**Material for the task:**
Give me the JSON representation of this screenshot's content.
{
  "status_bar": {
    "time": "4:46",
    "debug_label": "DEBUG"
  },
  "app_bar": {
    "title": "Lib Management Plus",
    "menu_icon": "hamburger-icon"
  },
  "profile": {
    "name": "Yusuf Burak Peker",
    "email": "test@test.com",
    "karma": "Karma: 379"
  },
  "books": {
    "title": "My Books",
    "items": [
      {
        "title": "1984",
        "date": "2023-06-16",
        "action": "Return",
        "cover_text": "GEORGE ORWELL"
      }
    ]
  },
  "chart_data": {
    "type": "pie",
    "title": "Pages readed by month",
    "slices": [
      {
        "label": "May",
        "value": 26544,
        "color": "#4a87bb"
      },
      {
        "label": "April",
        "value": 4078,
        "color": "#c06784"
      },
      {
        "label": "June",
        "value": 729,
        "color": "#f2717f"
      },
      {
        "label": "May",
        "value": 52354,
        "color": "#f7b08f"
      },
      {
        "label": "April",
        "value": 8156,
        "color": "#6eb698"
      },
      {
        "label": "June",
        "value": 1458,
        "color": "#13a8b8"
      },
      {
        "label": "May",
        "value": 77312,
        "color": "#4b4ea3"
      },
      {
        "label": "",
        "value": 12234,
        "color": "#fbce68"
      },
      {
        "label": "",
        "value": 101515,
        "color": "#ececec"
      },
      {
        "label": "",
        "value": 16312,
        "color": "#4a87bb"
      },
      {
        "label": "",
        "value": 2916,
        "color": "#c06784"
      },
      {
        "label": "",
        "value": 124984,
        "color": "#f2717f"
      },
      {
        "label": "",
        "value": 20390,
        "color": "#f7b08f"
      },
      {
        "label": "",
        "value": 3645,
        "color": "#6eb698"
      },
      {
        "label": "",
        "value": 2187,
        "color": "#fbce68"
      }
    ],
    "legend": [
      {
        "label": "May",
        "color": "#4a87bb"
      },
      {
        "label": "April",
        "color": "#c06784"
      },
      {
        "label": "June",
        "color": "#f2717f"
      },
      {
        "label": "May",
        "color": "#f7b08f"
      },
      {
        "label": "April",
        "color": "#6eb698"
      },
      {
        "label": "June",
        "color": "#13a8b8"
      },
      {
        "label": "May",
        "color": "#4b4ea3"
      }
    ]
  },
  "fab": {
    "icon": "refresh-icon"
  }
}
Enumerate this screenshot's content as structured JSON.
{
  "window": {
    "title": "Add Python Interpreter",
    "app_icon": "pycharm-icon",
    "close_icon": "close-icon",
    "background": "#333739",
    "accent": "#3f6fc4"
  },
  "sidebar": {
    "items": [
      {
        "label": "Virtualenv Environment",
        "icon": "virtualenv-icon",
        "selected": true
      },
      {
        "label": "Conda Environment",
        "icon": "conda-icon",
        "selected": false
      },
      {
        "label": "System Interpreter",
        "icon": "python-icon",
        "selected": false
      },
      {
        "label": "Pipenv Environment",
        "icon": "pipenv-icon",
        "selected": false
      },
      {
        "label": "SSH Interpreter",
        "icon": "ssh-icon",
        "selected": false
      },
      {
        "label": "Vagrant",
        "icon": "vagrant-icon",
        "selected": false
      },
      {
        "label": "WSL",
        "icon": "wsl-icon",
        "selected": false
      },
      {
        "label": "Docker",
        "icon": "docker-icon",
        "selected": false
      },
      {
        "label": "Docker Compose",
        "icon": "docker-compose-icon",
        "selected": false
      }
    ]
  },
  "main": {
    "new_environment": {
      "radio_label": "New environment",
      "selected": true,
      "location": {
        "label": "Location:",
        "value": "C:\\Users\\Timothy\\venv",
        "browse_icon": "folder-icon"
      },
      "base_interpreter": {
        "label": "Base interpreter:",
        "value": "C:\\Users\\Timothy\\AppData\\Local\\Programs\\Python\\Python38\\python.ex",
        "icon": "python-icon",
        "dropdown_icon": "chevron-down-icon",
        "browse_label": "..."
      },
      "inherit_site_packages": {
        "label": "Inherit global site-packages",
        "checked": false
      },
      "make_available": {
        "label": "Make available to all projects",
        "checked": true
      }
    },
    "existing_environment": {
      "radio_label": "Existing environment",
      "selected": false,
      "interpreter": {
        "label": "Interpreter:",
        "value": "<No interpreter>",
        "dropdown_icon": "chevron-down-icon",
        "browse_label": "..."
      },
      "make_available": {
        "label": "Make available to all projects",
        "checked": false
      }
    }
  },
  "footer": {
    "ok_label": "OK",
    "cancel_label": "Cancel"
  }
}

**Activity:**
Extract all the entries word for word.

**Solution to this task:**
Give me the JSON representation of this screenshot's content.
{
  "status_bar": {
    "time": "4:46",
    "debug_label": "DEBUG"
  },
  "app_bar": {
    "title": "Lib Management Plus",
    "menu_icon": "hamburger-icon"
  },
  "profile": {
    "name": "Yusuf Burak Peker",
    "email": "test@test.com",
    "karma": "Karma: 379"
  },
  "books": {
    "title": "My Books",
    "items": [
      {
        "title": "1984",
        "date": "2023-06-16",
        "action": "Return",
        "cover_text": "GEORGE ORWELL"
      }
    ]
  },
  "chart_data": {
    "type": "pie",
    "title": "Pages readed by month",
    "slices": [
      {
        "label": "May",
        "value": 26544,
        "color": "#4a87bb"
      },
      {
        "label": "April",
        "value": 4078,
        "color": "#c06784"
      },
      {
        "label": "June",
        "value": 729,
        "color": "#f2717f"
      },
      {
        "label": "May",
        "value": 52354,
        "color": "#f7b08f"
      },
      {
        "label": "April",
        "value": 8156,
        "color": "#6eb698"
      },
      {
        "label": "June",
        "value": 1458,
        "color": "#13a8b8"
      },
      {
        "label": "May",
        "value": 77312,
        "color": "#4b4ea3"
      },
      {
        "label": "",
        "value": 12234,
        "color": "#fbce68"
      },
      {
        "label": "",
        "value": 101515,
        "color": "#ececec"
      },
      {
        "label": "",
        "value": 16312,
        "color": "#4a87bb"
      },
      {
        "label": "",
        "value": 2916,
        "color": "#c06784"
      },
      {
        "label": "",
        "value": 124984,
        "color": "#f2717f"
      },
      {
        "label": "",
        "value": 20390,
        "color": "#f7b08f"
      },
      {
        "label": "",
        "value": 3645,
        "color": "#6eb698"
      },
      {
        "label": "",
        "value": 2187,
        "color": "#fbce68"
      }
    ],
    "legend": [
      {
        "label": "May",
        "color": "#4a87bb"
      },
      {
        "label": "April",
        "color": "#c06784"
      },
      {
        "label": "June",
        "color": "#f2717f"
      },
      {
        "label": "May",
        "color": "#f7b08f"
      },
      {
        "label": "April",
        "color": "#6eb698"
      },
      {
        "label": "June",
        "color": "#13a8b8"
      },
      {
        "label": "May",
        "color": "#4b4ea3"
      }
    ]
  },
  "fab": {
    "icon": "refresh-icon"
  }
}
Enumerate this screenshot's content as structured JSON.
{
  "window": {
    "title": "Add Python Interpreter",
    "app_icon": "pycharm-icon",
    "close_icon": "close-icon",
    "background": "#333739",
    "accent": "#3f6fc4"
  },
  "sidebar": {
    "items": [
      {
        "label": "Virtualenv Environment",
        "icon": "virtualenv-icon",
        "selected": true
      },
      {
        "label": "Conda Environment",
        "icon": "conda-icon",
        "selected": false
      },
      {
        "label": "System Interpreter",
        "icon": "python-icon",
        "selected": false
      },
      {
        "label": "Pipenv Environment",
        "icon": "pipenv-icon",
        "selected": false
      },
      {
        "label": "SSH Interpreter",
        "icon": "ssh-icon",
        "selected": false
      },
      {
        "label": "Vagrant",
        "icon": "vagrant-icon",
        "selected": false
      },
      {
        "label": "WSL",
        "icon": "wsl-icon",
        "selected": false
      },
      {
        "label": "Docker",
        "icon": "docker-icon",
        "selected": false
      },
      {
        "label": "Docker Compose",
        "icon": "docker-compose-icon",
        "selected": false
      }
    ]
  },
  "main": {
    "new_environment": {
      "radio_label": "New environment",
      "selected": true,
      "location": {
        "label": "Location:",
        "value": "C:\\Users\\Timothy\\venv",
        "browse_icon": "folder-icon"
      },
      "base_interpreter": {
        "label": "Base interpreter:",
        "value": "C:\\Users\\Timothy\\AppData\\Local\\Programs\\Python\\Python38\\python.ex",
        "icon": "python-icon",
        "dropdown_icon": "chevron-down-icon",
        "browse_label": "..."
      },
      "inherit_site_packages": {
        "label": "Inherit global site-packages",
        "checked": false
      },
      "make_available": {
        "label": "Make available to all projects",
        "checked": true
      }
    },
    "existing_environment": {
      "radio_label": "Existing environment",
      "selected": false,
      "interpreter": {
        "label": "Interpreter:",
        "value": "<No interpreter>",
        "dropdown_icon": "chevron-down-icon",
        "browse_label": "..."
      },
      "make_available": {
        "label": "Make available to all projects",
        "checked": false
      }
    }
  },
  "footer": {
    "ok_label": "OK",
    "cancel_label": "Cancel"
  }
}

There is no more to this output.